(Interface dataset entries)
************
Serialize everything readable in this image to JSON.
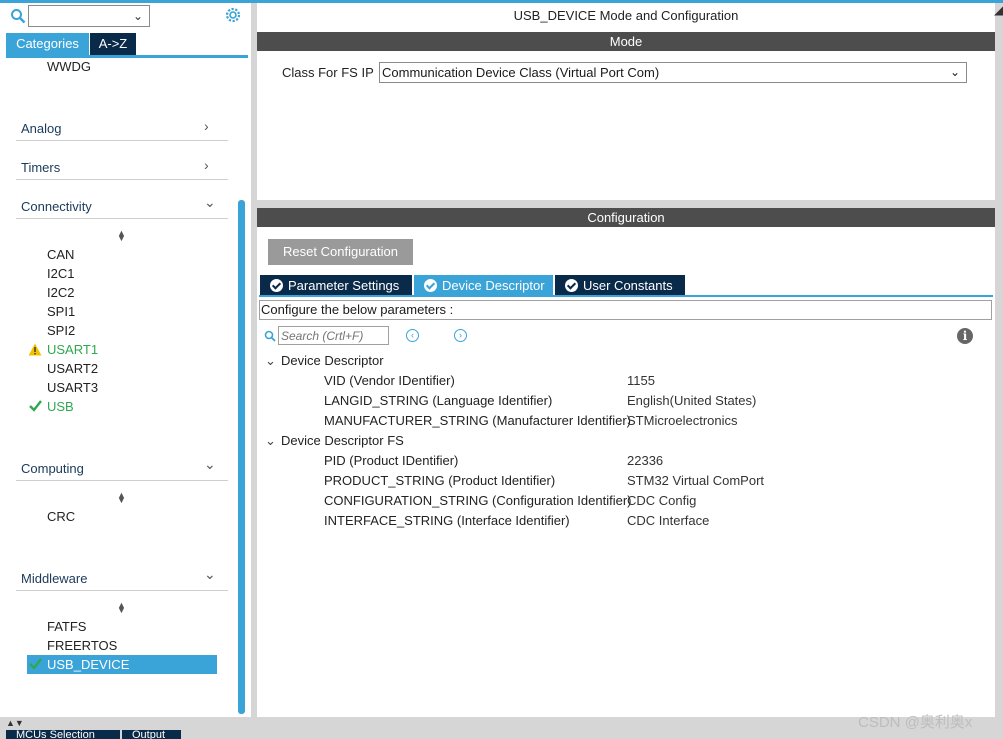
{
  "left": {
    "tabs": {
      "categories": "Categories",
      "az": "A->Z"
    },
    "top_item": "WWDG",
    "sections": {
      "analog": "Analog",
      "timers": "Timers",
      "connectivity": "Connectivity",
      "computing": "Computing",
      "middleware": "Middleware"
    },
    "connectivity_items": [
      "CAN",
      "I2C1",
      "I2C2",
      "SPI1",
      "SPI2",
      "USART1",
      "USART2",
      "USART3",
      "USB"
    ],
    "computing_items": [
      "CRC"
    ],
    "middleware_items": [
      "FATFS",
      "FREERTOS",
      "USB_DEVICE"
    ]
  },
  "mode": {
    "title": "USB_DEVICE Mode and Configuration",
    "bar": "Mode",
    "class_label": "Class For FS IP",
    "class_value": "Communication Device Class (Virtual Port Com)"
  },
  "config": {
    "bar": "Configuration",
    "reset_label": "Reset Configuration",
    "tabs": [
      "Parameter Settings",
      "Device Descriptor",
      "User Constants"
    ],
    "active_tab": "Device Descriptor",
    "hint": "Configure the below parameters :",
    "search_placeholder": "Search (Crtl+F)",
    "groups": [
      {
        "name": "Device Descriptor",
        "params": [
          {
            "name": "VID (Vendor IDentifier)",
            "value": "1155"
          },
          {
            "name": "LANGID_STRING (Language Identifier)",
            "value": "English(United States)"
          },
          {
            "name": "MANUFACTURER_STRING (Manufacturer Identifier)",
            "value": "STMicroelectronics"
          }
        ]
      },
      {
        "name": "Device Descriptor FS",
        "params": [
          {
            "name": "PID (Product IDentifier)",
            "value": "22336"
          },
          {
            "name": "PRODUCT_STRING (Product Identifier)",
            "value": "STM32 Virtual ComPort"
          },
          {
            "name": "CONFIGURATION_STRING (Configuration Identifier)",
            "value": "CDC Config"
          },
          {
            "name": "INTERFACE_STRING (Interface Identifier)",
            "value": "CDC Interface"
          }
        ]
      }
    ]
  },
  "bottom": {
    "tabs": [
      "MCUs Selection",
      "Output"
    ]
  },
  "watermark": "CSDN @奥利奥x",
  "colors": {
    "accent": "#3aa3d8",
    "dark_tab": "#0a2a4a",
    "bar": "#4d4d4d",
    "ok_green": "#2fa84f",
    "warn_yellow": "#f2c200"
  }
}
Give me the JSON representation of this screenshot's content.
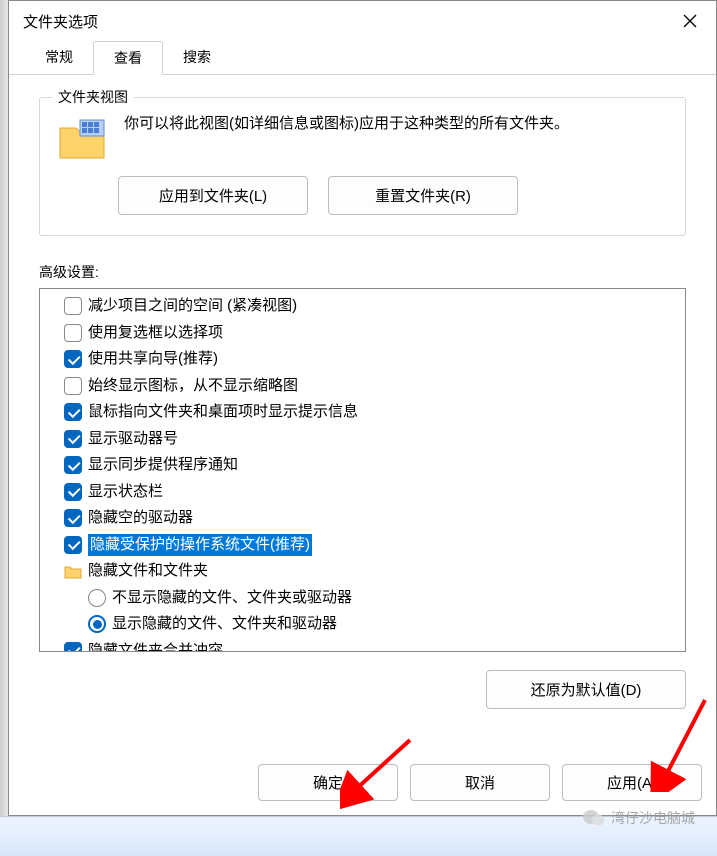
{
  "window": {
    "title": "文件夹选项"
  },
  "tabs": {
    "general": "常规",
    "view": "查看",
    "search": "搜索"
  },
  "folderview": {
    "legend": "文件夹视图",
    "desc": "你可以将此视图(如详细信息或图标)应用于这种类型的所有文件夹。",
    "apply_btn": "应用到文件夹(L)",
    "reset_btn": "重置文件夹(R)"
  },
  "advanced": {
    "label": "高级设置:",
    "items": [
      {
        "type": "checkbox",
        "checked": false,
        "indent": 1,
        "label": "减少项目之间的空间 (紧凑视图)"
      },
      {
        "type": "checkbox",
        "checked": false,
        "indent": 1,
        "label": "使用复选框以选择项"
      },
      {
        "type": "checkbox",
        "checked": true,
        "indent": 1,
        "label": "使用共享向导(推荐)"
      },
      {
        "type": "checkbox",
        "checked": false,
        "indent": 1,
        "label": "始终显示图标，从不显示缩略图"
      },
      {
        "type": "checkbox",
        "checked": true,
        "indent": 1,
        "label": "鼠标指向文件夹和桌面项时显示提示信息"
      },
      {
        "type": "checkbox",
        "checked": true,
        "indent": 1,
        "label": "显示驱动器号"
      },
      {
        "type": "checkbox",
        "checked": true,
        "indent": 1,
        "label": "显示同步提供程序通知"
      },
      {
        "type": "checkbox",
        "checked": true,
        "indent": 1,
        "label": "显示状态栏"
      },
      {
        "type": "checkbox",
        "checked": true,
        "indent": 1,
        "label": "隐藏空的驱动器"
      },
      {
        "type": "checkbox",
        "checked": true,
        "indent": 1,
        "label": "隐藏受保护的操作系统文件(推荐)",
        "selected": true
      },
      {
        "type": "folder",
        "indent": 1,
        "label": "隐藏文件和文件夹"
      },
      {
        "type": "radio",
        "checked": false,
        "indent": 2,
        "label": "不显示隐藏的文件、文件夹或驱动器"
      },
      {
        "type": "radio",
        "checked": true,
        "indent": 2,
        "label": "显示隐藏的文件、文件夹和驱动器"
      },
      {
        "type": "checkbox",
        "checked": true,
        "indent": 1,
        "label": "隐藏文件夹合并冲突"
      }
    ],
    "restore_btn": "还原为默认值(D)"
  },
  "footer": {
    "ok": "确定",
    "cancel": "取消",
    "apply": "应用(A)"
  },
  "watermark": {
    "text": "湾仔沙电脑城"
  }
}
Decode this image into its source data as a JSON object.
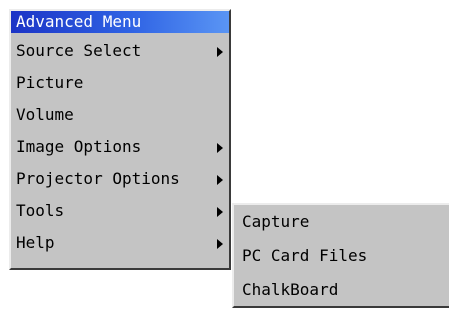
{
  "main_menu": {
    "title": "Advanced Menu",
    "items": [
      {
        "label": "Source Select",
        "has_submenu": true
      },
      {
        "label": "Picture",
        "has_submenu": false
      },
      {
        "label": "Volume",
        "has_submenu": false
      },
      {
        "label": "Image Options",
        "has_submenu": true
      },
      {
        "label": "Projector Options",
        "has_submenu": true
      },
      {
        "label": "Tools",
        "has_submenu": true
      },
      {
        "label": "Help",
        "has_submenu": true
      }
    ]
  },
  "tools_submenu": {
    "items": [
      {
        "label": "Capture"
      },
      {
        "label": "PC Card Files"
      },
      {
        "label": "ChalkBoard"
      }
    ]
  },
  "colors": {
    "menu_background": "#c4c4c4",
    "title_gradient_start": "#1c34c6",
    "title_gradient_end": "#5a95f4",
    "title_text": "#ffffff"
  }
}
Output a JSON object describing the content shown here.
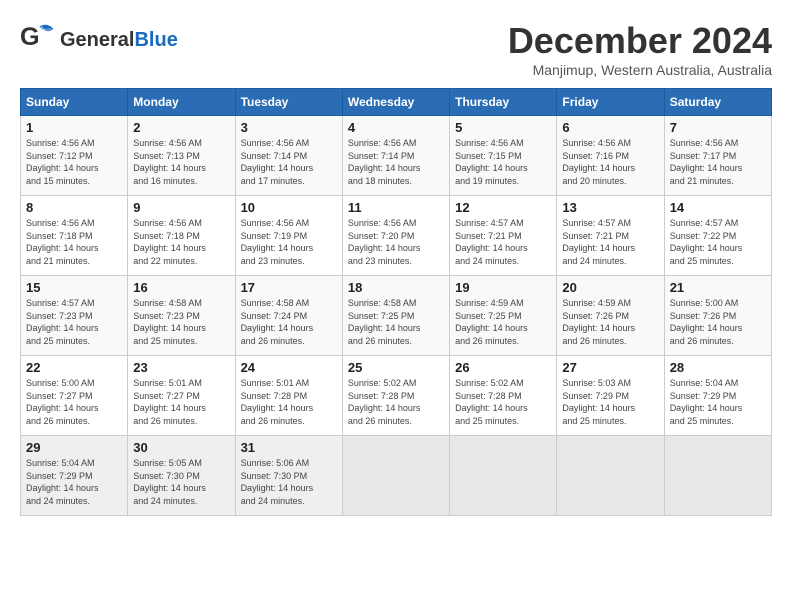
{
  "header": {
    "logo_general": "General",
    "logo_blue": "Blue",
    "month": "December 2024",
    "location": "Manjimup, Western Australia, Australia"
  },
  "weekdays": [
    "Sunday",
    "Monday",
    "Tuesday",
    "Wednesday",
    "Thursday",
    "Friday",
    "Saturday"
  ],
  "weeks": [
    [
      {
        "day": "1",
        "info": "Sunrise: 4:56 AM\nSunset: 7:12 PM\nDaylight: 14 hours\nand 15 minutes."
      },
      {
        "day": "2",
        "info": "Sunrise: 4:56 AM\nSunset: 7:13 PM\nDaylight: 14 hours\nand 16 minutes."
      },
      {
        "day": "3",
        "info": "Sunrise: 4:56 AM\nSunset: 7:14 PM\nDaylight: 14 hours\nand 17 minutes."
      },
      {
        "day": "4",
        "info": "Sunrise: 4:56 AM\nSunset: 7:14 PM\nDaylight: 14 hours\nand 18 minutes."
      },
      {
        "day": "5",
        "info": "Sunrise: 4:56 AM\nSunset: 7:15 PM\nDaylight: 14 hours\nand 19 minutes."
      },
      {
        "day": "6",
        "info": "Sunrise: 4:56 AM\nSunset: 7:16 PM\nDaylight: 14 hours\nand 20 minutes."
      },
      {
        "day": "7",
        "info": "Sunrise: 4:56 AM\nSunset: 7:17 PM\nDaylight: 14 hours\nand 21 minutes."
      }
    ],
    [
      {
        "day": "8",
        "info": "Sunrise: 4:56 AM\nSunset: 7:18 PM\nDaylight: 14 hours\nand 21 minutes."
      },
      {
        "day": "9",
        "info": "Sunrise: 4:56 AM\nSunset: 7:18 PM\nDaylight: 14 hours\nand 22 minutes."
      },
      {
        "day": "10",
        "info": "Sunrise: 4:56 AM\nSunset: 7:19 PM\nDaylight: 14 hours\nand 23 minutes."
      },
      {
        "day": "11",
        "info": "Sunrise: 4:56 AM\nSunset: 7:20 PM\nDaylight: 14 hours\nand 23 minutes."
      },
      {
        "day": "12",
        "info": "Sunrise: 4:57 AM\nSunset: 7:21 PM\nDaylight: 14 hours\nand 24 minutes."
      },
      {
        "day": "13",
        "info": "Sunrise: 4:57 AM\nSunset: 7:21 PM\nDaylight: 14 hours\nand 24 minutes."
      },
      {
        "day": "14",
        "info": "Sunrise: 4:57 AM\nSunset: 7:22 PM\nDaylight: 14 hours\nand 25 minutes."
      }
    ],
    [
      {
        "day": "15",
        "info": "Sunrise: 4:57 AM\nSunset: 7:23 PM\nDaylight: 14 hours\nand 25 minutes."
      },
      {
        "day": "16",
        "info": "Sunrise: 4:58 AM\nSunset: 7:23 PM\nDaylight: 14 hours\nand 25 minutes."
      },
      {
        "day": "17",
        "info": "Sunrise: 4:58 AM\nSunset: 7:24 PM\nDaylight: 14 hours\nand 26 minutes."
      },
      {
        "day": "18",
        "info": "Sunrise: 4:58 AM\nSunset: 7:25 PM\nDaylight: 14 hours\nand 26 minutes."
      },
      {
        "day": "19",
        "info": "Sunrise: 4:59 AM\nSunset: 7:25 PM\nDaylight: 14 hours\nand 26 minutes."
      },
      {
        "day": "20",
        "info": "Sunrise: 4:59 AM\nSunset: 7:26 PM\nDaylight: 14 hours\nand 26 minutes."
      },
      {
        "day": "21",
        "info": "Sunrise: 5:00 AM\nSunset: 7:26 PM\nDaylight: 14 hours\nand 26 minutes."
      }
    ],
    [
      {
        "day": "22",
        "info": "Sunrise: 5:00 AM\nSunset: 7:27 PM\nDaylight: 14 hours\nand 26 minutes."
      },
      {
        "day": "23",
        "info": "Sunrise: 5:01 AM\nSunset: 7:27 PM\nDaylight: 14 hours\nand 26 minutes."
      },
      {
        "day": "24",
        "info": "Sunrise: 5:01 AM\nSunset: 7:28 PM\nDaylight: 14 hours\nand 26 minutes."
      },
      {
        "day": "25",
        "info": "Sunrise: 5:02 AM\nSunset: 7:28 PM\nDaylight: 14 hours\nand 26 minutes."
      },
      {
        "day": "26",
        "info": "Sunrise: 5:02 AM\nSunset: 7:28 PM\nDaylight: 14 hours\nand 25 minutes."
      },
      {
        "day": "27",
        "info": "Sunrise: 5:03 AM\nSunset: 7:29 PM\nDaylight: 14 hours\nand 25 minutes."
      },
      {
        "day": "28",
        "info": "Sunrise: 5:04 AM\nSunset: 7:29 PM\nDaylight: 14 hours\nand 25 minutes."
      }
    ],
    [
      {
        "day": "29",
        "info": "Sunrise: 5:04 AM\nSunset: 7:29 PM\nDaylight: 14 hours\nand 24 minutes."
      },
      {
        "day": "30",
        "info": "Sunrise: 5:05 AM\nSunset: 7:30 PM\nDaylight: 14 hours\nand 24 minutes."
      },
      {
        "day": "31",
        "info": "Sunrise: 5:06 AM\nSunset: 7:30 PM\nDaylight: 14 hours\nand 24 minutes."
      },
      {
        "day": "",
        "info": ""
      },
      {
        "day": "",
        "info": ""
      },
      {
        "day": "",
        "info": ""
      },
      {
        "day": "",
        "info": ""
      }
    ]
  ]
}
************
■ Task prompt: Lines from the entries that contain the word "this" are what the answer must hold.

■ Written response:
Serialize everything readable in this image to JSON.
Give me the JSON representation of this screenshot's content.
Decode this image into its source data as a JSON object.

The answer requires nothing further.